About this task >>
Using "JSON" as the search string, find the matching lines below and copy them.

Input material >>

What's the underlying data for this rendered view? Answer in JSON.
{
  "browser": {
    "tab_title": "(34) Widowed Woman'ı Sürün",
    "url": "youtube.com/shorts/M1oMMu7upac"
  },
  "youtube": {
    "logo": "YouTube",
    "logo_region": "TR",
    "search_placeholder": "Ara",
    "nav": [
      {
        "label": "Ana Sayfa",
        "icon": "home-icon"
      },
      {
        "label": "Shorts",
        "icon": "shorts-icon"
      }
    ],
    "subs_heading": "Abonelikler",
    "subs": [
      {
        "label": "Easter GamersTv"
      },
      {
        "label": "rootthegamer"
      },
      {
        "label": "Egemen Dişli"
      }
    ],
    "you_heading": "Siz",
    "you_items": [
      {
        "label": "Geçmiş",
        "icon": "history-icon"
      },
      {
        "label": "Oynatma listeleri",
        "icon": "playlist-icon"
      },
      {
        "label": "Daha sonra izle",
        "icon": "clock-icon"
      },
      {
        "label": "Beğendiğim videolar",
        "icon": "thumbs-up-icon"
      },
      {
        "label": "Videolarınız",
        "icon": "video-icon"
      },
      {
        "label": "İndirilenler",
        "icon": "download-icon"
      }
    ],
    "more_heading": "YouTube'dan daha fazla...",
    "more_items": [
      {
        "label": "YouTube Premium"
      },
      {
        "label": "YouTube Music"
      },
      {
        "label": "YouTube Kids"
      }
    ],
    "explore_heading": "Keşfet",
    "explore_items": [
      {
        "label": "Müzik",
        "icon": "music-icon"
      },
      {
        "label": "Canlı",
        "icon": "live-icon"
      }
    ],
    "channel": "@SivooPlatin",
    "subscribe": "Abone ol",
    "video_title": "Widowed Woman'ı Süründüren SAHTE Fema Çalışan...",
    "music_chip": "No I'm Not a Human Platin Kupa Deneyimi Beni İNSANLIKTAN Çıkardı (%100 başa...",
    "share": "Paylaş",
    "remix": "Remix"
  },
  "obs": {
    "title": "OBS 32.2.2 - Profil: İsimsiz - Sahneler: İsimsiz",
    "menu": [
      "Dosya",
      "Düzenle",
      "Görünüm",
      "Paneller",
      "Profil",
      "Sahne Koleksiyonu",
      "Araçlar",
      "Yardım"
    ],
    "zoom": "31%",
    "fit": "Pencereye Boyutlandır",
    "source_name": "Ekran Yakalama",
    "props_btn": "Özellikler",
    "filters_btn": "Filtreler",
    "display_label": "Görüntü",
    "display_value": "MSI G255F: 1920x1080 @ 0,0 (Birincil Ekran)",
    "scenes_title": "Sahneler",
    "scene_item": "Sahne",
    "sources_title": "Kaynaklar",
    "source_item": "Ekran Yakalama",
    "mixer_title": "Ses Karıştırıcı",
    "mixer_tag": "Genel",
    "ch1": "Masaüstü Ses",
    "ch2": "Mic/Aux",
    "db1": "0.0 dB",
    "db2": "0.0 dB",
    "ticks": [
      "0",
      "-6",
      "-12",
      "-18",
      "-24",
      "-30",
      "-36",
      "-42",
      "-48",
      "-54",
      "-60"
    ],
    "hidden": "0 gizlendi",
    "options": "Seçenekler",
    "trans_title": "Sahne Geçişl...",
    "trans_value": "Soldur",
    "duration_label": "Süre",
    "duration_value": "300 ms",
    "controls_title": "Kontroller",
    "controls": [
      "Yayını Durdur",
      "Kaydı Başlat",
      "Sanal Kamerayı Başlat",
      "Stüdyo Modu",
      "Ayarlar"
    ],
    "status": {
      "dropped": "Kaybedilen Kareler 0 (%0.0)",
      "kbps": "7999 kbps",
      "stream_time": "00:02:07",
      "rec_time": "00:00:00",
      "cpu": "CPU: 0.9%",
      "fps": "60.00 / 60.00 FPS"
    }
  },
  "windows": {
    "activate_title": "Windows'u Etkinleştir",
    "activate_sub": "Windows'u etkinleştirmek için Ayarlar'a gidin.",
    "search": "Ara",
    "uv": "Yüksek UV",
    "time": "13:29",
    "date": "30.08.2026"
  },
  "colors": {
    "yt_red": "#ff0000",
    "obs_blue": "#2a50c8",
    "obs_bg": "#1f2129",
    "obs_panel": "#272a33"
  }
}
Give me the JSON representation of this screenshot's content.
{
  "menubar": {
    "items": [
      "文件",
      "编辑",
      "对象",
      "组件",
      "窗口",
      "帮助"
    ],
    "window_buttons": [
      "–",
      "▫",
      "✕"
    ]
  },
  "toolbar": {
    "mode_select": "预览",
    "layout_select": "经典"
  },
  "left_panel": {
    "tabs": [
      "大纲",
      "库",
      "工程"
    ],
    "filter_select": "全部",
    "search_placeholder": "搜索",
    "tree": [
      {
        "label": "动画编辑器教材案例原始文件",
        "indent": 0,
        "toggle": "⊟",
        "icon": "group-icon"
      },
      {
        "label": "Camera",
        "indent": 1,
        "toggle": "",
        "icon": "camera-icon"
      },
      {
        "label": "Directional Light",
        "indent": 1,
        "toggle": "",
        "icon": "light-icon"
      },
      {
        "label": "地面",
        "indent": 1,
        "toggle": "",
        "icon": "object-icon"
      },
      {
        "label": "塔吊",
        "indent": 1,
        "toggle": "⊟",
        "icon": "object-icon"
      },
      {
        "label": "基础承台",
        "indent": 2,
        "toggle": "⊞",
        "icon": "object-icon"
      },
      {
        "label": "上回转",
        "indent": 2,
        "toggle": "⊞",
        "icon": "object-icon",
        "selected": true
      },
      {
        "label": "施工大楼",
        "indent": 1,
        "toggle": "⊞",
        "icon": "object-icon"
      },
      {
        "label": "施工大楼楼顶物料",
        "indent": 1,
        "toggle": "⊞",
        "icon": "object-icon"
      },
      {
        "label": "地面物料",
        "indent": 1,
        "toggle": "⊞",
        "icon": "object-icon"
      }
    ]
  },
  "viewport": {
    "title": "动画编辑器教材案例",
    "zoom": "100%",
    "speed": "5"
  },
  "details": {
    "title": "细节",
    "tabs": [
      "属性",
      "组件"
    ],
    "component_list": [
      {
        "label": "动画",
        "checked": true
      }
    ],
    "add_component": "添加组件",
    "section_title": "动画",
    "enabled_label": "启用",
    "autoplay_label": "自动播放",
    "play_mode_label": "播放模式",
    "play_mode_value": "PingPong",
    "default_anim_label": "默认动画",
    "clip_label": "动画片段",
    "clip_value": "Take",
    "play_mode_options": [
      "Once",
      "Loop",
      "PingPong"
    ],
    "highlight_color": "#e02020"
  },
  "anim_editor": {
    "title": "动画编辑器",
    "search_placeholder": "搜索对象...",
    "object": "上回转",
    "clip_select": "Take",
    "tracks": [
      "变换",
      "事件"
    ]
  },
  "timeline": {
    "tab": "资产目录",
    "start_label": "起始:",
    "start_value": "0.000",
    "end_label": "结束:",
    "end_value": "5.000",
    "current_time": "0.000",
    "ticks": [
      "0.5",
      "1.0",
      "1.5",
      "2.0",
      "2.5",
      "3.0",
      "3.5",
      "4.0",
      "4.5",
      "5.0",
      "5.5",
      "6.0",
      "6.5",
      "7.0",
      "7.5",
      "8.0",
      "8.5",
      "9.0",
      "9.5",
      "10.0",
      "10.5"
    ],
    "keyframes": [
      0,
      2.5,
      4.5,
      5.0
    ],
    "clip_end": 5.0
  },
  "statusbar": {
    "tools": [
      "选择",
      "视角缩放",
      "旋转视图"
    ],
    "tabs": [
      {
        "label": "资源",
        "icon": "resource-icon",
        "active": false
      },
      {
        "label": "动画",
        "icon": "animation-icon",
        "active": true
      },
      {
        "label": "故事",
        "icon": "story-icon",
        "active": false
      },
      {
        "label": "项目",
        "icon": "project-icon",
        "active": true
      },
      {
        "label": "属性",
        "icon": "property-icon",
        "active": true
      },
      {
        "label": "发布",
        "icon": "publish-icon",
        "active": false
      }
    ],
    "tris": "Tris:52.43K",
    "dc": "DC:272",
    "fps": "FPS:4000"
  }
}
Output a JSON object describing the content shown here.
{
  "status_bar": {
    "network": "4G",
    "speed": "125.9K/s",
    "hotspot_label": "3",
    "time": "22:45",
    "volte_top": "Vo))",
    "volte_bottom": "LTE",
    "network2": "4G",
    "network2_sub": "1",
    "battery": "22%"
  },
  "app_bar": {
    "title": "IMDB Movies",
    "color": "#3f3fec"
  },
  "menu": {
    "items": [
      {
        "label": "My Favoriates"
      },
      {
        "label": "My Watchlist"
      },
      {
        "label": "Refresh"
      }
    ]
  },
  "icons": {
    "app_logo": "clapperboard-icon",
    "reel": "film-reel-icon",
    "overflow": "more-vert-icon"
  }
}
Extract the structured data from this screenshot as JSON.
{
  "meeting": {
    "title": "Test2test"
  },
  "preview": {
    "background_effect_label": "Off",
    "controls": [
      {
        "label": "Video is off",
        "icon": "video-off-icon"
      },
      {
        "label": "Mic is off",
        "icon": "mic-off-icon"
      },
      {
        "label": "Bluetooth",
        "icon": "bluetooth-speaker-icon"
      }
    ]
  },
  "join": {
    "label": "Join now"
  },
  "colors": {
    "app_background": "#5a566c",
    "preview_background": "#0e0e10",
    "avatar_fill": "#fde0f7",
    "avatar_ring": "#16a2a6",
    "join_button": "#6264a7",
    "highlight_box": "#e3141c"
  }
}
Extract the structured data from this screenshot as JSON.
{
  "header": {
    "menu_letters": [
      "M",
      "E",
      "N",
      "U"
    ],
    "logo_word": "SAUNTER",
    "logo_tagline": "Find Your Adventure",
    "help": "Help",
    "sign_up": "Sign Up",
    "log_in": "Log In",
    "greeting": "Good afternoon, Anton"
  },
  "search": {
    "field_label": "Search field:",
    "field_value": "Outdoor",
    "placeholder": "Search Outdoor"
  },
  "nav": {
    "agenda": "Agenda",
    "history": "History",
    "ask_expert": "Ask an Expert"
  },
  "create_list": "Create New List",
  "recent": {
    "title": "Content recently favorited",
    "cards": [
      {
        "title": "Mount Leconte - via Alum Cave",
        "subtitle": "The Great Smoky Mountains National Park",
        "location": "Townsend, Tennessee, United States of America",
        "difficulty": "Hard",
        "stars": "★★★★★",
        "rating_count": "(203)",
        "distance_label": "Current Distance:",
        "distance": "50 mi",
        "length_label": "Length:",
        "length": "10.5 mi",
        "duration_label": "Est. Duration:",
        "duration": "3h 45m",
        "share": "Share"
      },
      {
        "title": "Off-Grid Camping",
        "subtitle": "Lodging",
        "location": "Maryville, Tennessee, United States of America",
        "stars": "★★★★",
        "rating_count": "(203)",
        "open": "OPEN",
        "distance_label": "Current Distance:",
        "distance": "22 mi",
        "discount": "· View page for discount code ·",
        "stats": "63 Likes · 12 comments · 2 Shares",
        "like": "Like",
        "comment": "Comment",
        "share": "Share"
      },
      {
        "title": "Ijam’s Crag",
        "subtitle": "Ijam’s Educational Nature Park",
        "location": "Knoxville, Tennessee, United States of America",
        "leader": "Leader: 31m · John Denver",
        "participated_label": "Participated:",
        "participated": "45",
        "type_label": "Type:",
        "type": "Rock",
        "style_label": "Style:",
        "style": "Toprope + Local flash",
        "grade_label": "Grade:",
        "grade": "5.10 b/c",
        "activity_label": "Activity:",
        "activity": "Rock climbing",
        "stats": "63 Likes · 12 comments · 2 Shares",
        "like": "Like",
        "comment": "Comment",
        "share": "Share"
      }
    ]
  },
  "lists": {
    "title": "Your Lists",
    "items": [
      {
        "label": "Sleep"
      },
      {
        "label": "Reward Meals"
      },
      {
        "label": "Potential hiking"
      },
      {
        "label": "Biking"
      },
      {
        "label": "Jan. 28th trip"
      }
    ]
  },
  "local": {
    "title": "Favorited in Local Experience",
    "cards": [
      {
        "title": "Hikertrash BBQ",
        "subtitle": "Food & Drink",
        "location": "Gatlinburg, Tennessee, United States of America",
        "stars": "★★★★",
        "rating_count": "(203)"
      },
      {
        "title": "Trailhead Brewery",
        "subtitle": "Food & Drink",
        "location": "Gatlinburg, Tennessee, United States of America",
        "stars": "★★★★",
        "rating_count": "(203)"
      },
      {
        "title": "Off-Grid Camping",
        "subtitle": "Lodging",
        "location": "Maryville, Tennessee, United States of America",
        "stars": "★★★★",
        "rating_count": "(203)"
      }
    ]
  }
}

Task answer >>
What's the underlying data for this rendered view? Answer in JSON.
Give me the JSON representation of this screenshot's content.
Output a JSON object describing the content shown here.
Extract the structured data from this screenshot as JSON.
Extract the structured data from this screenshot as JSON.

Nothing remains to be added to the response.